Trend Micro's Vice President of cybersecurity, Greg Young explained how these protocols represent a massive security risk, saying:

“The issues we’ve uncovered in two of the most pervasive messaging protocols used by IoT devices today should be cause for organisations to take a serious, holistic look at the security of their OT environments. These protocols weren’t designed with security in mind, but are found in an increasingly wide range of mission critical environments and use cases. This represents a major cybersecurity risk.
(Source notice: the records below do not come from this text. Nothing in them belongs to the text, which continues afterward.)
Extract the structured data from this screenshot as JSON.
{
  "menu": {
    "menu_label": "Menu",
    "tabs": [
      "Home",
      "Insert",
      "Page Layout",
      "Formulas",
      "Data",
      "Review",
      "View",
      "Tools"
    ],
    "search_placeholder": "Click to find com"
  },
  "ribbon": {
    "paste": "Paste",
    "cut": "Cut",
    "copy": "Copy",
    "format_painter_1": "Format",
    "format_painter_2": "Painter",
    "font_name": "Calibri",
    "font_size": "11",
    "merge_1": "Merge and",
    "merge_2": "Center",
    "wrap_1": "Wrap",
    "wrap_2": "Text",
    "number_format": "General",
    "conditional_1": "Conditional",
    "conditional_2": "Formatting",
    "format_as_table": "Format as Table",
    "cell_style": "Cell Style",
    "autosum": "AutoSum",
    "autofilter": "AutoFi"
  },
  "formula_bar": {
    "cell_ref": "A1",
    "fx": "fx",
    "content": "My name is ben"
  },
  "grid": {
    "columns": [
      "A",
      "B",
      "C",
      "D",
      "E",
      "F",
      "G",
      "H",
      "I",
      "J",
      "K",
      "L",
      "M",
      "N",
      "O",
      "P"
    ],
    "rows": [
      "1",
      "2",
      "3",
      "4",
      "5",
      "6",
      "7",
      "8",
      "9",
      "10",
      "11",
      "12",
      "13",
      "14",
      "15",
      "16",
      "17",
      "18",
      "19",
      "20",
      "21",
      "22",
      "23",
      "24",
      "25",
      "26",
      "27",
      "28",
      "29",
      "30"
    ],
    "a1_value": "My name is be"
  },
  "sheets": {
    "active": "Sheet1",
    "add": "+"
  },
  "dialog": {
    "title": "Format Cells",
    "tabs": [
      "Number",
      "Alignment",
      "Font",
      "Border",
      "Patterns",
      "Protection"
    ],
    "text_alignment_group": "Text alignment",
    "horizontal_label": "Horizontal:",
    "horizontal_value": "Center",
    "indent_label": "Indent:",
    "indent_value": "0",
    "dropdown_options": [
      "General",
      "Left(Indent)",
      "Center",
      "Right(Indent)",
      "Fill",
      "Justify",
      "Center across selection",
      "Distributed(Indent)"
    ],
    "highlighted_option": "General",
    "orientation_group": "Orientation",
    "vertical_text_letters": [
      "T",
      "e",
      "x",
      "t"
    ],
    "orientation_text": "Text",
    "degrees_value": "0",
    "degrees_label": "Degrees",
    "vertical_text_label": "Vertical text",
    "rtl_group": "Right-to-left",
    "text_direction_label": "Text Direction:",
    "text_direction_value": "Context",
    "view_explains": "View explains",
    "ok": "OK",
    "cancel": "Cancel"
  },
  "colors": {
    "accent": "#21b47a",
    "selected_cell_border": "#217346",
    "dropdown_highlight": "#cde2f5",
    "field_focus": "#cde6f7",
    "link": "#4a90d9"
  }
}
Hackers with even modest resources could exploit these design flaws and vulnerabilities to conduct reconnaissance, lateral movement, covert data theft and denial-of-service attacks.” 

The company's research shows how attackers could remotely control IoT endpoints or deny service by leveraging security issues in the design, implementation and deployment of devices using the MQTT and Co2P protocols.

Additionally, hackers could maintain persistent access to a target to move laterally across a network by abusing specific functionality in these protocols.

Anthony Spadafora

After working with the TechRadar Pro team for the last several years, Anthony is now the security and networking editor at Tom’s Guide where he covers everything from data breaches and ransomware gangs to the best way to cover your whole home or business with Wi-Fi. When not writing, you can find him tinkering with PCs and game consoles, managing cables and upgrading his smart home.